We prefer to work with smaller groups, and therefore have limited registration to only 20 travelers.
There is fair amount of walking involved every day.
$3750 Arizona-Sonora Desert Museum members; $ 4125 non-members and $880 Single supplement. We will assist in matching up singles with roommates, however if a roommate cannot be found, then the single supplement must be paid. A $2000 deposit will secure your place on this trip. The balance will be due April 1st, 2017.
Should you need to cancel your trip, you must notify us in writing, by letter, e-mail, or fax immediately. Deposits are refundable within the first 10 days after receipt of confirmation letter. After this date, up until April 1st there will be $200/person cancellation fee. After this date, all monies paid are 100% non-refundable, unless the tour is at capacity and your reservation is filled by another. In this case, the $200/person cancellation fee will still apply. Name changes are not permitted. We will not grant partial refunds for any unused trip arrangements. We may cancel departures if forced to do so by circumstances such as war, civil or political unrest or what is commonly referred to as force majeure. In these instances we will refund all passengers in full if cancellation takes place more than 60 days prior to tour start date. If cancellation occurs within the 60 day period, we will offer to postpone your trip to another departure of the same tour code within 13 months of the original tour start date; or, if circumstances do not permit, an alternative will be offered at that time. If we cancel your tour due to insufficient enrollment, we will endeavor to find an alternative tour for you. If this is not acceptable, all monies paid will be refunded in full and will constitute full settlement. We will not be responsible for any expenses incurred, such as visas, vaccinations, airfare, or any compensation. We will not be responsible for costs associated with re-issuance or extension of visas, or airline change fees. Notice of cancellation due to insufficient enrollment in any program will be given approximately 60 days prior to departure. In the case of a documented medical emergency occurring after April 1st, an $800 per person cancellation will apply, with the balance being available for use toward another trip within 13 months of the scheduled departure date. We highly recommend purchasing travel insurance, as insurable risks may be covered under such policies.
You may register on-line, or by calling Reservations Coordinator Beth Mac Farlane at 883-3025 email@example.com. Inquiries regarding logistics and itinerary should be directed to tour leaders Sonya Norman 883-3030 firstname.lastname@example.org or Jesus Garcia 883-3089 email@example.com.

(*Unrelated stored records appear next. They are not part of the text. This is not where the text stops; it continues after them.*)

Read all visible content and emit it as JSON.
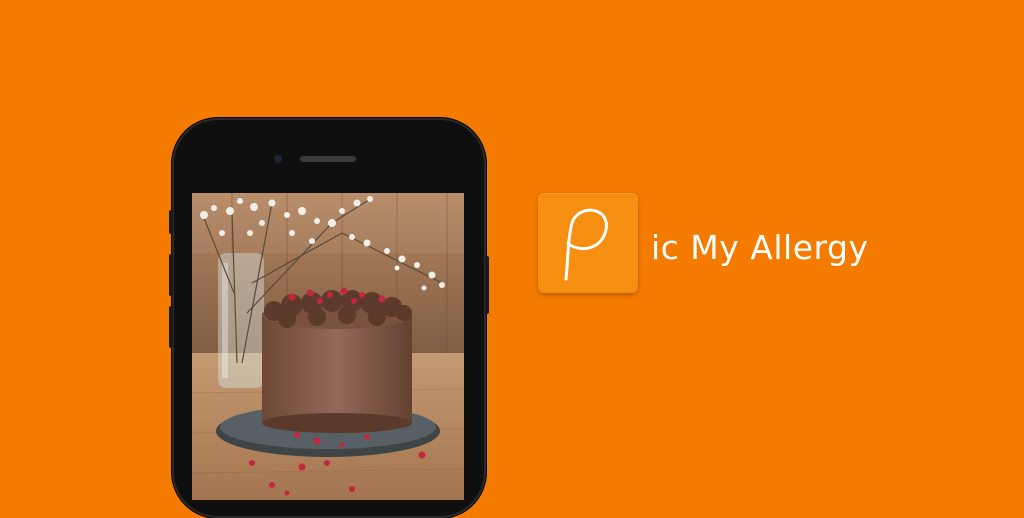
{
  "brand": {
    "name": "ic My Allergy",
    "logo_icon": "letter-p-logo-icon",
    "background_color": "#f57a00",
    "logo_color": "#f68e12"
  },
  "phone": {
    "screen_image": "chocolate-cake-photo",
    "device_color": "#0f0f0f"
  }
}
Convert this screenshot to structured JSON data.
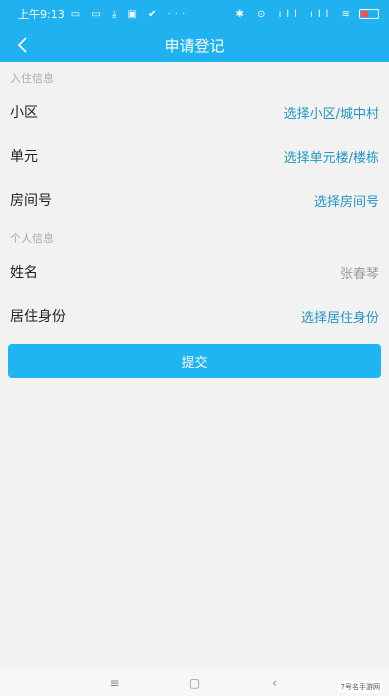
{
  "status_bar": {
    "time": "上午9:13",
    "left_icons": "▭ ▭ ⤓ ▣ ✔ ···",
    "right_icons": "✱ ⊙ ıll ıll ≋"
  },
  "header": {
    "title": "申请登记",
    "back_icon": "chevron-left-icon",
    "color": "#1fb1f0"
  },
  "sections": {
    "residence": {
      "title": "入住信息",
      "rows": [
        {
          "label": "小区",
          "value": "选择小区/城中村"
        },
        {
          "label": "单元",
          "value": "选择单元楼/楼栋"
        },
        {
          "label": "房间号",
          "value": "选择房间号"
        }
      ]
    },
    "personal": {
      "title": "个人信息",
      "rows": [
        {
          "label": "姓名",
          "value": "张春琴"
        },
        {
          "label": "居住身份",
          "value": "选择居住身份"
        }
      ]
    }
  },
  "submit_label": "提交",
  "nav": {
    "menu": "≡",
    "home": "▢",
    "back": "‹"
  },
  "watermark": "7号名手游网"
}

This tour is run by the Arizona-Sonora Desert Museum with most overseas arrangements being made through Ambia Tours.